Stored entries:
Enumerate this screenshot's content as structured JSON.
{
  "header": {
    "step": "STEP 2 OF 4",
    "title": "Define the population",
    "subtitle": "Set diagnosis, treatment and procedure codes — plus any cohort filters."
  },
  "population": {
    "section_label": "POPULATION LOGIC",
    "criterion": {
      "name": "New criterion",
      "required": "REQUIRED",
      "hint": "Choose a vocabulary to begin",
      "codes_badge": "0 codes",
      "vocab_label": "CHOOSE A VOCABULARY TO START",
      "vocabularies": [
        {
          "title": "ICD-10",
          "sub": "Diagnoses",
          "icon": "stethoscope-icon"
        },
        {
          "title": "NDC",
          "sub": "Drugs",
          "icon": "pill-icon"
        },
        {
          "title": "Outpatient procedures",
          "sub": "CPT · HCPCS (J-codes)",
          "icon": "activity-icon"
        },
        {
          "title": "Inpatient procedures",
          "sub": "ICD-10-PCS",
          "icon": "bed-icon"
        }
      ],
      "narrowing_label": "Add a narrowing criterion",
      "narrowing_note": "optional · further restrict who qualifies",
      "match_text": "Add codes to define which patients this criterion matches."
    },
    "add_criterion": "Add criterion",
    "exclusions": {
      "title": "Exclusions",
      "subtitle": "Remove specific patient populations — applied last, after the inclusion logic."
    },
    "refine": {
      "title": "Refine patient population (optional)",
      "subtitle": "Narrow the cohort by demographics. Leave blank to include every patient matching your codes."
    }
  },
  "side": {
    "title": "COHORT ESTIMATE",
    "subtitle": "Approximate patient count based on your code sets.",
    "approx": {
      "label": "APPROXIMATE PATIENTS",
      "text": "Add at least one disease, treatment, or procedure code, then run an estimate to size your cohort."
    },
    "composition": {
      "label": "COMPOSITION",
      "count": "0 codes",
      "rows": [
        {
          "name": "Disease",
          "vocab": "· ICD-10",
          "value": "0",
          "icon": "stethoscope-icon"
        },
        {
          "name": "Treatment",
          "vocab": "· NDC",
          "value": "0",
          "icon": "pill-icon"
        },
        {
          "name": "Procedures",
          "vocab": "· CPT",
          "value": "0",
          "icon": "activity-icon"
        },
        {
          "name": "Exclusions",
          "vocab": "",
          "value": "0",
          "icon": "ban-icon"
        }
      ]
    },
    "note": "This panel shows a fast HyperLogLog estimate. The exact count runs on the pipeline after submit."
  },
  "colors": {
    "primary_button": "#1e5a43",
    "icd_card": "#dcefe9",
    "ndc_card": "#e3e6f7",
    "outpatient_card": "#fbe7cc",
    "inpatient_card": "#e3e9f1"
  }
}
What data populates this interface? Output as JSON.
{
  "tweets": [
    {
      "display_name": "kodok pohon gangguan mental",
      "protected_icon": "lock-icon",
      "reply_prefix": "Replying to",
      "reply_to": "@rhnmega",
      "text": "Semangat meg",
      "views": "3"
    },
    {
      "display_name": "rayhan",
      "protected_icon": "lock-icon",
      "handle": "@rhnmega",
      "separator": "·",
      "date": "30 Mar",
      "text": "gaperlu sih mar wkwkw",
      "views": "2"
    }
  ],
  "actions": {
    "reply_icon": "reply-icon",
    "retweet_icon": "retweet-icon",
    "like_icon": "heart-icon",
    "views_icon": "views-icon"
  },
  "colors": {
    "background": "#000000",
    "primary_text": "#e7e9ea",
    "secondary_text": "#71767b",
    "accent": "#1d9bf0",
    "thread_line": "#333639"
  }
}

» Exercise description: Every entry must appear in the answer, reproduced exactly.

» Reply:
Enumerate this screenshot's content as structured JSON.
{
  "header": {
    "step": "STEP 2 OF 4",
    "title": "Define the population",
    "subtitle": "Set diagnosis, treatment and procedure codes — plus any cohort filters."
  },
  "population": {
    "section_label": "POPULATION LOGIC",
    "criterion": {
      "name": "New criterion",
      "required": "REQUIRED",
      "hint": "Choose a vocabulary to begin",
      "codes_badge": "0 codes",
      "vocab_label": "CHOOSE A VOCABULARY TO START",
      "vocabularies": [
        {
          "title": "ICD-10",
          "sub": "Diagnoses",
          "icon": "stethoscope-icon"
        },
        {
          "title": "NDC",
          "sub": "Drugs",
          "icon": "pill-icon"
        },
        {
          "title": "Outpatient procedures",
          "sub": "CPT · HCPCS (J-codes)",
          "icon": "activity-icon"
        },
        {
          "title": "Inpatient procedures",
          "sub": "ICD-10-PCS",
          "icon": "bed-icon"
        }
      ],
      "narrowing_label": "Add a narrowing criterion",
      "narrowing_note": "optional · further restrict who qualifies",
      "match_text": "Add codes to define which patients this criterion matches."
    },
    "add_criterion": "Add criterion",
    "exclusions": {
      "title": "Exclusions",
      "subtitle": "Remove specific patient populations — applied last, after the inclusion logic."
    },
    "refine": {
      "title": "Refine patient population (optional)",
      "subtitle": "Narrow the cohort by demographics. Leave blank to include every patient matching your codes."
    }
  },
  "side": {
    "title": "COHORT ESTIMATE",
    "subtitle": "Approximate patient count based on your code sets.",
    "approx": {
      "label": "APPROXIMATE PATIENTS",
      "text": "Add at least one disease, treatment, or procedure code, then run an estimate to size your cohort."
    },
    "composition": {
      "label": "COMPOSITION",
      "count": "0 codes",
      "rows": [
        {
          "name": "Disease",
          "vocab": "· ICD-10",
          "value": "0",
          "icon": "stethoscope-icon"
        },
        {
          "name": "Treatment",
          "vocab": "· NDC",
          "value": "0",
          "icon": "pill-icon"
        },
        {
          "name": "Procedures",
          "vocab": "· CPT",
          "value": "0",
          "icon": "activity-icon"
        },
        {
          "name": "Exclusions",
          "vocab": "",
          "value": "0",
          "icon": "ban-icon"
        }
      ]
    },
    "note": "This panel shows a fast HyperLogLog estimate. The exact count runs on the pipeline after submit."
  },
  "colors": {
    "primary_button": "#1e5a43",
    "icd_card": "#dcefe9",
    "ndc_card": "#e3e6f7",
    "outpatient_card": "#fbe7cc",
    "inpatient_card": "#e3e9f1"
  }
}
What data populates this interface? Output as JSON.
{
  "tweets": [
    {
      "display_name": "kodok pohon gangguan mental",
      "protected_icon": "lock-icon",
      "reply_prefix": "Replying to",
      "reply_to": "@rhnmega",
      "text": "Semangat meg",
      "views": "3"
    },
    {
      "display_name": "rayhan",
      "protected_icon": "lock-icon",
      "handle": "@rhnmega",
      "separator": "·",
      "date": "30 Mar",
      "text": "gaperlu sih mar wkwkw",
      "views": "2"
    }
  ],
  "actions": {
    "reply_icon": "reply-icon",
    "retweet_icon": "retweet-icon",
    "like_icon": "heart-icon",
    "views_icon": "views-icon"
  },
  "colors": {
    "background": "#000000",
    "primary_text": "#e7e9ea",
    "secondary_text": "#71767b",
    "accent": "#1d9bf0",
    "thread_line": "#333639"
  }
}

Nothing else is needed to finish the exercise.